Hurricane Ike left considerable damage in Surfside Beach, Texas, Saturday, Sept. 12, 2008. (AP Photo/Eric Gay)


I chose Surfside after reading this blog about “Birding Surfside Beach”: Feb 13/13  http://www.mytripjournal.com/travel-719633 which has many lovely pictures of the birds and beach.


On This Day:

Congress overlooks Benedict Arnold for promotion, Feb 19, 1777:

“On this day in 1777, the Continental Congress votes to promote Thomas Mifflin; Arthur St. Clair; William Alexander, Lord Stirling; Adam Stephen; and Benjamin Lincoln to the rank of major general. Although the promotions were intended in part to balance the number of generals from each state, Brigadier General Benedict Arnold felt slighted that five junior officers received promotions ahead of him and, in response, threatened to resign from the Patriot army.

Arnold continued to feel unjustly overlooked by his superiors. Finally, in 1780, Arnold betrayed his country by offering to hand over the Patriot-held fort at West Point, New York, to the British. With West Point in their control, the British would have controlled the critical Hudson River Valley and separated New England from the rest of the colonies. His wife, Margaret, was a Loyalist and would not have objected to his plans. However, his plot was foiled, and Arnold, the hero of Ticonderoga and Saratoga, became the most famous traitor in American history. He continued to fight on the side of the British in the Revolution and, after the war, returned to Britain, where he died destitute in London in 1801.”



It was time to catch up on ‘paperwork’.  Also time to decide what kind of ‘permanent affixed heat source’ to install in this house to make it comply with HUD regulations.  This Cape Cod style house was built so that a large dormer could be added in the attic for more living space, so I don’t want to install central heat/air with all that ductwork that traps allergens.  The Middle Room can be converted into a staircase. 

imagesCA127Y2O My computer is acting slow, even with all kinds of cleaning, so I was also looking for a faster laptop to replace it.  Every time I see that hour glass ‘thingy’, I want to wring it’s head off!  It takes too long to do anything on it, and wastes a lot of time.

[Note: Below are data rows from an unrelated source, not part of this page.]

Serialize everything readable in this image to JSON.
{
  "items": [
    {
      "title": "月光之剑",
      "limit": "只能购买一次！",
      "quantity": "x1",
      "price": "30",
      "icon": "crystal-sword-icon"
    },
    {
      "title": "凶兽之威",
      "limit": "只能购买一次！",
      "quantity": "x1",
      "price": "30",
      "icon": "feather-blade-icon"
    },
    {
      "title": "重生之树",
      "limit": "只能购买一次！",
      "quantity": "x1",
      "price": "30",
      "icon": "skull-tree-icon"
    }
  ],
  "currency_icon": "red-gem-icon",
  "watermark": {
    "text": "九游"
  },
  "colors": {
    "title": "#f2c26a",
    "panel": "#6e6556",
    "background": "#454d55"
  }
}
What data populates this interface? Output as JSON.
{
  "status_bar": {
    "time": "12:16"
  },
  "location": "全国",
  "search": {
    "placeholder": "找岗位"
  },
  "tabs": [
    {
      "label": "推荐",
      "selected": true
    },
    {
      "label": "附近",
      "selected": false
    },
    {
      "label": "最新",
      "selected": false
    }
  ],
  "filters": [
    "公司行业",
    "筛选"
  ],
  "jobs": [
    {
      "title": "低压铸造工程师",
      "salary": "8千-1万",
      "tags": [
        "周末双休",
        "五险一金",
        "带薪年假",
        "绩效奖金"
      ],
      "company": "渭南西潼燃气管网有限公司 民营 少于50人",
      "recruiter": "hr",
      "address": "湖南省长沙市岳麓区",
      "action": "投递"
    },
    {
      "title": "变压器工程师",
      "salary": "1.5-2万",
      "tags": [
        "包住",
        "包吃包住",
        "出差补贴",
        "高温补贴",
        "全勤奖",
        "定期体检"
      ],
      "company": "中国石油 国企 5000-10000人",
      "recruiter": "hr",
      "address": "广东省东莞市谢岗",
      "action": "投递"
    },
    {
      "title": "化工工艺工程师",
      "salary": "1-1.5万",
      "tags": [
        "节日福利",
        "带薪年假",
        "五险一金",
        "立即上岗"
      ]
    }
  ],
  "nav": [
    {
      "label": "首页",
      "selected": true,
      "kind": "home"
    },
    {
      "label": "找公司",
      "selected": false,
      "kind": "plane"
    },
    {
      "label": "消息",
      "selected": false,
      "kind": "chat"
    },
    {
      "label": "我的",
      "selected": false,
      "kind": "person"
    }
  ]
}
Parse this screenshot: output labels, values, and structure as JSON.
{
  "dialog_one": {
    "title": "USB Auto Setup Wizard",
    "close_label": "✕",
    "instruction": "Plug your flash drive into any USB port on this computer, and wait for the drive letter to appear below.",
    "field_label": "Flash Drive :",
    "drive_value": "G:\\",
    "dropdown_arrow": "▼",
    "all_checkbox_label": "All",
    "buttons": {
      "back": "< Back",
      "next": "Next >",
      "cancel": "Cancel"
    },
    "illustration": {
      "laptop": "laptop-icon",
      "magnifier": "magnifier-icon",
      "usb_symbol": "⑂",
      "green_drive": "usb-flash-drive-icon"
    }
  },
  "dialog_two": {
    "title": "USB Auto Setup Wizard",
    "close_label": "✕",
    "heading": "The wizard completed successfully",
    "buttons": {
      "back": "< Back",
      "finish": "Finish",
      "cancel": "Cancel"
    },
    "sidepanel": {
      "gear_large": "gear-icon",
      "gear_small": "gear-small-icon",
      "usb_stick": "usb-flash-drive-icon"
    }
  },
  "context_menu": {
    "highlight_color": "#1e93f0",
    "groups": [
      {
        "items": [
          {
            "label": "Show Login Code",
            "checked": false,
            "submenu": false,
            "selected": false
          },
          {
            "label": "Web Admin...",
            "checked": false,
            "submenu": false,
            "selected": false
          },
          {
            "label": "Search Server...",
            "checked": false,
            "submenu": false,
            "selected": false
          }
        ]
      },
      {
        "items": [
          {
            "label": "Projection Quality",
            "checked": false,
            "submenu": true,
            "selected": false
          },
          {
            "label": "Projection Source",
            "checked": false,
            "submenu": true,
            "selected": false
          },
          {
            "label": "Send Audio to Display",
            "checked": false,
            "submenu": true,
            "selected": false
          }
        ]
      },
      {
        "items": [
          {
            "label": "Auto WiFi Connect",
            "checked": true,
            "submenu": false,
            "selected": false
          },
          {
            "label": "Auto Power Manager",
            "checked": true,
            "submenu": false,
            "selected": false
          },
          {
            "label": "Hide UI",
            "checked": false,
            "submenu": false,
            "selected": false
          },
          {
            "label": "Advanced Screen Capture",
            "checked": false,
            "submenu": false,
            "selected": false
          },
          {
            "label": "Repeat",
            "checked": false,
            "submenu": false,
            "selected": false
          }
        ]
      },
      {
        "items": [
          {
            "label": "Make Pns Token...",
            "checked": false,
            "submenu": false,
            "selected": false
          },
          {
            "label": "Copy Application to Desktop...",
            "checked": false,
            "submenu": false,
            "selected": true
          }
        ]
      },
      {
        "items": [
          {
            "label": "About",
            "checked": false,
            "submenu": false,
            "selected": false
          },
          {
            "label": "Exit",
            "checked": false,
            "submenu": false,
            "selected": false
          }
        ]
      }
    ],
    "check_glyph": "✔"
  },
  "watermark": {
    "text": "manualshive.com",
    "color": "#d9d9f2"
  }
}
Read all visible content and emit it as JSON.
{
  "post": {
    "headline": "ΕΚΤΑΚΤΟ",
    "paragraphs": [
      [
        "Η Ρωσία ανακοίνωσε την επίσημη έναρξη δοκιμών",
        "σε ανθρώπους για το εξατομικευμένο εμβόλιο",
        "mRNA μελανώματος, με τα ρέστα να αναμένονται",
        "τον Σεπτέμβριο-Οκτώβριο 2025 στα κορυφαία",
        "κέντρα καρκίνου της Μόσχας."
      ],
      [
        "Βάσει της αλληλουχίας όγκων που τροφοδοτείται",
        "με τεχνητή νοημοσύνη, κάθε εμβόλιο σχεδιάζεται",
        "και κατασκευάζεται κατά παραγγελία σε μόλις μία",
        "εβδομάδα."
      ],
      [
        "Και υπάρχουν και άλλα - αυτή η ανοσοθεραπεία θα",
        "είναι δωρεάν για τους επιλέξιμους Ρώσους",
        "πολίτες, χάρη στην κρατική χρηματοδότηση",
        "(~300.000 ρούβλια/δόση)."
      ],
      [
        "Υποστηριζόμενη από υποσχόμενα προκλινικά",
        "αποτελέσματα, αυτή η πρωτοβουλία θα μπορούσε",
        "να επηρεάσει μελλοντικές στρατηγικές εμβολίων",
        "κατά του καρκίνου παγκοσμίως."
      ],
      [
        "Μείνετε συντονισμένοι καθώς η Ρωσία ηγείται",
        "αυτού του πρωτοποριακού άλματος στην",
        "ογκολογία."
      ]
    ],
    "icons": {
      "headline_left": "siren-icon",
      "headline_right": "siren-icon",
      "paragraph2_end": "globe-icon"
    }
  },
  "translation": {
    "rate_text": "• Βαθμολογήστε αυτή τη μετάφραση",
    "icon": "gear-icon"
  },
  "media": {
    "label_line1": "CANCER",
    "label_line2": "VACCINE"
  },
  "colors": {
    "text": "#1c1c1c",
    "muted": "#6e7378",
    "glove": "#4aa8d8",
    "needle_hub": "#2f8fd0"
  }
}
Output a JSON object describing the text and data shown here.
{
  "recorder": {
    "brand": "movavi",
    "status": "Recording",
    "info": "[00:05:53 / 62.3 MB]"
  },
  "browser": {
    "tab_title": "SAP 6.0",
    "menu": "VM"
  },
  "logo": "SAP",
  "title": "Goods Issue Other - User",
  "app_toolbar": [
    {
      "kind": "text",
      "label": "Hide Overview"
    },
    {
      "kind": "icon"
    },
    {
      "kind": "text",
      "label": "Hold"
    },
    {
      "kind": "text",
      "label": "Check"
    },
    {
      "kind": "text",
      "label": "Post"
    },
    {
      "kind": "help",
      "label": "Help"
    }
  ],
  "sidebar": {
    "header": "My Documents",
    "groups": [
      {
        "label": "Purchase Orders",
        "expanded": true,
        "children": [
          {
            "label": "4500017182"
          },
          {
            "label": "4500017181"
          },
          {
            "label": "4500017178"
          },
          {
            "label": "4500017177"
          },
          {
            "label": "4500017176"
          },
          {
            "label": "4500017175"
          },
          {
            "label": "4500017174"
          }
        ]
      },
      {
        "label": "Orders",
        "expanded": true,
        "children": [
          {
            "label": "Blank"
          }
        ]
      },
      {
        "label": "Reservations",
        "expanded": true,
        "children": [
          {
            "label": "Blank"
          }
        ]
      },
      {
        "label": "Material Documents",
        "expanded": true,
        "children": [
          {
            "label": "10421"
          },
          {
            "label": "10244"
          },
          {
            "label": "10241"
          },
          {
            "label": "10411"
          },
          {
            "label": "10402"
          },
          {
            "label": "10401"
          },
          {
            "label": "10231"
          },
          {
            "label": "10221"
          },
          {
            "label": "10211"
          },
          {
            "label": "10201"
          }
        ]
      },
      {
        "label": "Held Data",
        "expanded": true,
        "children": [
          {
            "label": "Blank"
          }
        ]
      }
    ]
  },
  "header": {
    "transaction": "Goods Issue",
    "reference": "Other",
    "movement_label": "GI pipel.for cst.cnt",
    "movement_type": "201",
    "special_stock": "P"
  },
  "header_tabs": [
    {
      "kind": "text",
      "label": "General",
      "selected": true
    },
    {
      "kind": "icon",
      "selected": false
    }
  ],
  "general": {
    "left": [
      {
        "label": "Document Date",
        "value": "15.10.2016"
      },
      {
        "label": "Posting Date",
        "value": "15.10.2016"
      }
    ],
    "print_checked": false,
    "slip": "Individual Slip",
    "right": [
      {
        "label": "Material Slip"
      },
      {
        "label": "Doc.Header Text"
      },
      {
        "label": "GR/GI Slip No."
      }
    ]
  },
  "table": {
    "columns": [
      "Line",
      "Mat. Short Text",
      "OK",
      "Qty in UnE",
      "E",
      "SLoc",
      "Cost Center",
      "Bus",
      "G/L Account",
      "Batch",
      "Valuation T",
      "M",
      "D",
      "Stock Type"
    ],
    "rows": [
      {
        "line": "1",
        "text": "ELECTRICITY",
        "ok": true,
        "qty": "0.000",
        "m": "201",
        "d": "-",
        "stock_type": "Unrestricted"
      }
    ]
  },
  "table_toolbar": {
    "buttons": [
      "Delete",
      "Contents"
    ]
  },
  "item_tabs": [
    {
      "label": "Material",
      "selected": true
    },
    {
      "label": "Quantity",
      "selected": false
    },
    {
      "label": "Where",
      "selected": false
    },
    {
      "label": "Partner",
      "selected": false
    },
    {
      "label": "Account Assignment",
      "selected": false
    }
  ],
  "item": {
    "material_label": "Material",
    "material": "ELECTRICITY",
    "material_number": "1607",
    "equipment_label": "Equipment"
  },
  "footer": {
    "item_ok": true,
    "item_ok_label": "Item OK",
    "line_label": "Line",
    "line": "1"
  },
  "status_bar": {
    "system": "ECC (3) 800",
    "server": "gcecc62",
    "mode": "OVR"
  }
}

Miss Priss couldn’t understand why I didn’t give her any breakfast this morning.  Chris just picked her up to go to vet to be spayed today.


Dizzy-Dick said...

If you don't want central heat, how about base board heaters around the edges of the rooms?

LakeConroePenny,TX said...

Thank you for your comment, DD.

I thought about that, but I have furniture and bookshelves around just about every empty space! I would also have to re-wire the house to accomdate them.

I am looking into those 240 v. wall heaters that look like central registers that mount high up on the wall. But they have a fan noise, which I have avoided with my electric radiators.

A motel type is out of the question, as I don't have 42" of space beside my living room patio door, and that is where the 240 v. is located.

I would rather have duct-less 'Mini-Splits', which are heat and air, but I don't know if the expense would warrant it. They have to installed by an HVAC man, so I am checking into prices. They use Mini-splits all over the world. They are just gaining popularity here in the US, as so many allergies are caused by ductwork.

It is these decisions which are holding it up.

Happy Tails and Trails, Penny.